PROBLEM REQUIREMENTS ->
Each line of data below must be printed exactly as written, with any pictures removed.

DATA PROVIDED ->

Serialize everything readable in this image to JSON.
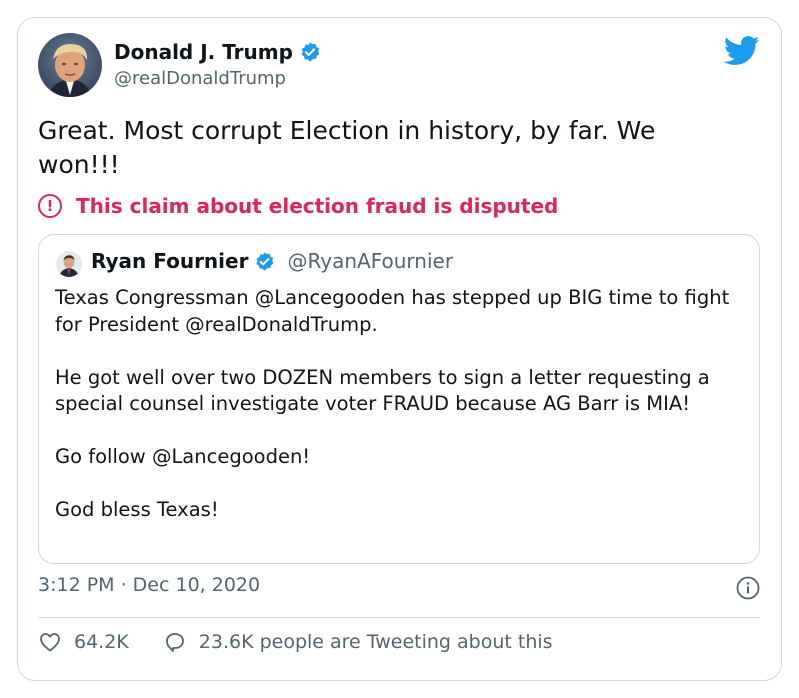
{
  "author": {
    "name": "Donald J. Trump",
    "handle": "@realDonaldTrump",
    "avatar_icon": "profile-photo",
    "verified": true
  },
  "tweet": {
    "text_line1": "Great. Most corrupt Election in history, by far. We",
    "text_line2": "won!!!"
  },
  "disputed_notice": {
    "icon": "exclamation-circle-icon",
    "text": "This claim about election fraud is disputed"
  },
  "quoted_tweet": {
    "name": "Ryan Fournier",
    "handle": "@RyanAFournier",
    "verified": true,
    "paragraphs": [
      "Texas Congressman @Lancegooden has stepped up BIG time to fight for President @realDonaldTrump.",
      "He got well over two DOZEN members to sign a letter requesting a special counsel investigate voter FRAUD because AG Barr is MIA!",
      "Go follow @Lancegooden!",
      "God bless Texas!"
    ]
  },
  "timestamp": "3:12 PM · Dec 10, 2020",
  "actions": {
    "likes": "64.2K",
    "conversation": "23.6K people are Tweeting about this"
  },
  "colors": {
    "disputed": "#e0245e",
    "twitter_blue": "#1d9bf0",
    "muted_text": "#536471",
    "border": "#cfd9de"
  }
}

SOLUTION FOR THIS EXERCISE ->
Serialize everything readable in this image to JSON.
{
  "author": {
    "name": "Donald J. Trump",
    "handle": "@realDonaldTrump",
    "avatar_icon": "profile-photo",
    "verified": true
  },
  "tweet": {
    "text_line1": "Great. Most corrupt Election in history, by far. We",
    "text_line2": "won!!!"
  },
  "disputed_notice": {
    "icon": "exclamation-circle-icon",
    "text": "This claim about election fraud is disputed"
  },
  "quoted_tweet": {
    "name": "Ryan Fournier",
    "handle": "@RyanAFournier",
    "verified": true,
    "paragraphs": [
      "Texas Congressman @Lancegooden has stepped up BIG time to fight for President @realDonaldTrump.",
      "He got well over two DOZEN members to sign a letter requesting a special counsel investigate voter FRAUD because AG Barr is MIA!",
      "Go follow @Lancegooden!",
      "God bless Texas!"
    ]
  },
  "timestamp": "3:12 PM · Dec 10, 2020",
  "actions": {
    "likes": "64.2K",
    "conversation": "23.6K people are Tweeting about this"
  },
  "colors": {
    "disputed": "#e0245e",
    "twitter_blue": "#1d9bf0",
    "muted_text": "#536471",
    "border": "#cfd9de"
  }
}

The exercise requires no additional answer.